[This is a continuation of the earlier article]
Having debated the need to “Restrict” the operation of the word “Indirectly identify” in the definition of “Personal Data”, we can now look at Section 40 once again.
We know that PDPA 2018 is a law that has been framed under the Indian Constitution (Just like the GDPR which is a law under EU Constitution) and its basic jurisdiction is for the citizens and activities that fall under its geographical boundaries. If “Privacy Protection” is the basic objective of the law then the mandate for the Government is to protect the privacy of Indian citizens. India cannot assume the responsibility to protect the Privacy of global citizens just as EU cannot assume responsibility for protecting the privacy of an Indian citizen.
However, law makers arrogate to themselves the right to frame laws with universal jurisdiction as if they are protectors of the whole world. GDPR did it and PDPA 2018 had no option but to follow suit.
Hence PDPA 2018 has stated that the law will have extra territorial jurisdiction in some respect though it is more humble than GDPR.
Basically PDPA 2018 applies under Section 2, to the following:
(a) processing of personal data where such data has been collected, disclosed, shared or otherwise processed within the territory of India; and
(b) processing of personal data by the State, any Indian company, any Indian citizen or any person or body of persons incorporated or created under Indian law.

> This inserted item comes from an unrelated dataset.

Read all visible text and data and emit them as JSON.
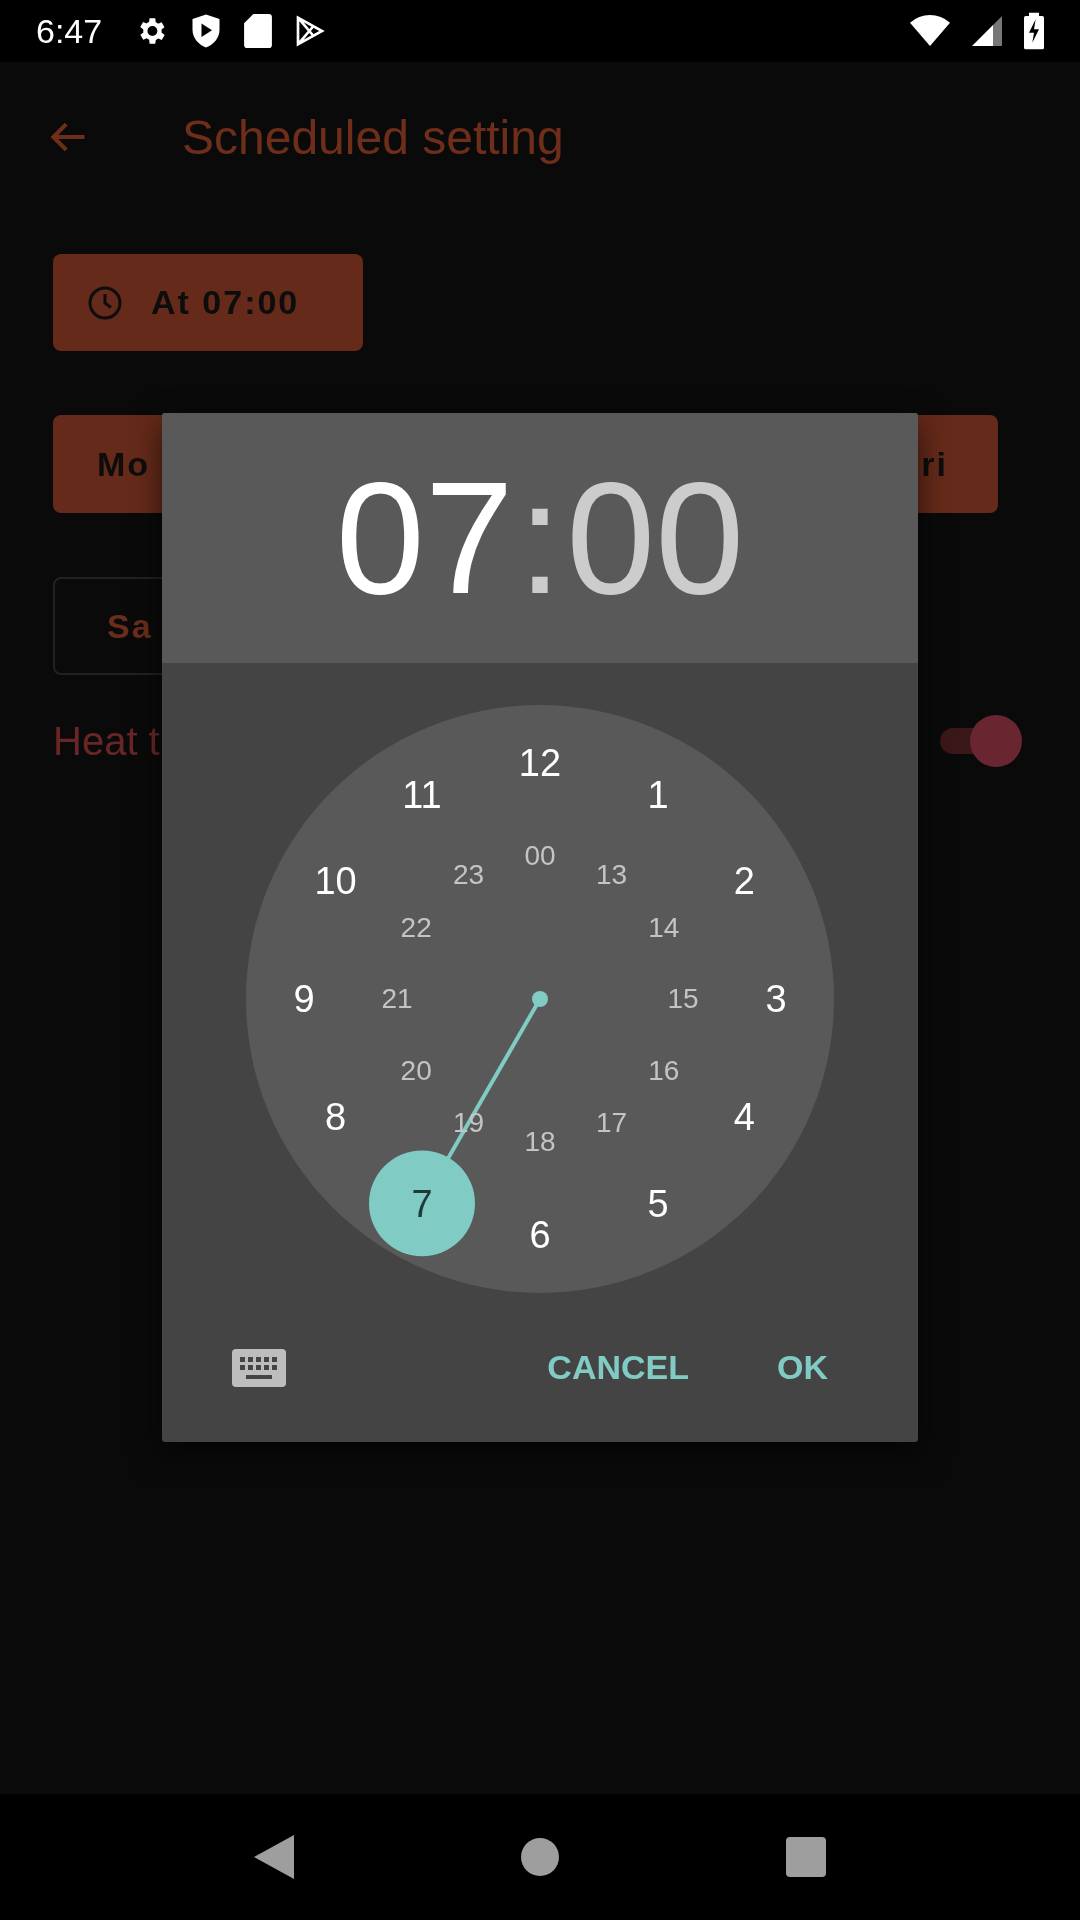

Under Section 2(1)(b), processing of data by an Indian company even of a foreign national is subject to this Act.
I consider this a needless responsibility that the law could have avoided.
Under Section 2(2)

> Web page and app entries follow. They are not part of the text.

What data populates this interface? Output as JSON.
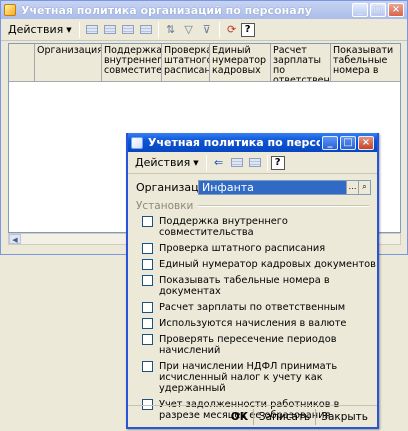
{
  "bg_window": {
    "title": "Учетная политика организаций по персоналу",
    "toolbar_menu": "Действия",
    "columns": [
      "Организация",
      "Поддержка внутреннего совместите…",
      "Проверка штатного расписан…",
      "Единый нумератор кадровых",
      "Расчет зарплаты по ответственн…",
      "Показывати табельные номера в"
    ]
  },
  "dialog": {
    "title": "Учетная политика по персоналу о…: *",
    "toolbar_menu": "Действия",
    "org_label": "Организация:",
    "org_value": "Инфанта",
    "section": "Установки",
    "checkboxes": [
      "Поддержка внутреннего совместительства",
      "Проверка штатного расписания",
      "Единый нумератор кадровых документов",
      "Показывать табельные номера в документах",
      "Расчет зарплаты по ответственным",
      "Используются начисления в валюте",
      "Проверять пересечение периодов начислений",
      "При начислении НДФЛ принимать исчисленный налог к учету как удержанный",
      "Учет задолженности работников в разрезе месяцев ее образования"
    ],
    "buttons": {
      "ok": "OK",
      "save": "Записать",
      "close": "Закрыть"
    }
  }
}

(2) Notwithstanding anything contained in sub-section (1), the Act shall apply to the processing of personal data by data fiduciaries or data processors not present within the territory of India, only if such processing is —
(a) in connection with any business carried on in India, or any systematic activity of offering goods or services to data principals within the territory of India; or
(b) in connection with any activity which involves profiling of data principals within the territory of India.
This is better worded than similar regulation under GDPR and brings the foreign companies within the ambit of the Act which is only reasonable if they are doing business in India or profiling activities in India.
Obviously some of the industry giants appear to be miffed at the courage shown by the legislators in bringing them under Indian law. While US meekly surrenders to the EU GDPR and EU GDPR tries to lord over the global IT systems, there seems to be objection only when India tries to assert its rights equal to other countries. It is in this context that the need to defend the sovereignty of India arises even in defining the provision of the data protection law.
Unfortunately our industry is dominated by vested interests and we find that this provision is being opposed as part of opposition to “Data Localization”.
The arguments presented in this opposition is
- Restricting cross border data flow is against the basic philosophy of Internet
- Imposes Additional cost
- A balanced view is required between Safety and Security of India and flow of global data into and from India
- Approach is against the fundamental tenets of our liberal economy
- Localization may become a trade barrier and unlikely to benefit local industry
Additionally, recognizing that the key to escaping data localization lies in the definition of data, there is an industry view point presented as a dissenting note that wants “Financial Data” and “Password” to be not classified as “Sensitive Data”.
It is not possible to give any credence to any of the objections raised above. It is like the usual arguments we see from the Pseudo liberals in our country who plot the assassination of the Prime Minister on the one hand but wants to be protected under free speech on the other hand.
The Pseudo Data Protectionists want the law to be tuned to the advantage of other countries rather than India. They are having a skewed interest in data protection from the point of view of what helps their commercial interests rather than what helps the country and its citizens. This attitude needs to be countered for a healthy development of “Privacy in harmony with Security”.
I am sure that as in many other instances, Naavi.org will be a contrarian thought leader and the industry professionals may have discomfort in accepting the “Nation First” view point even ahead of “Privacy”.
After all I consider that “Cyber Security is a fundamental Right” and Privacy right has to be balanced with the Security of the State without any excuse.
However, there will be many debates on this concept and this is only the beginning of a long drawn data colonisation war which India has to fight with the world data business leaders.
Let’s watch the developments as they unfold.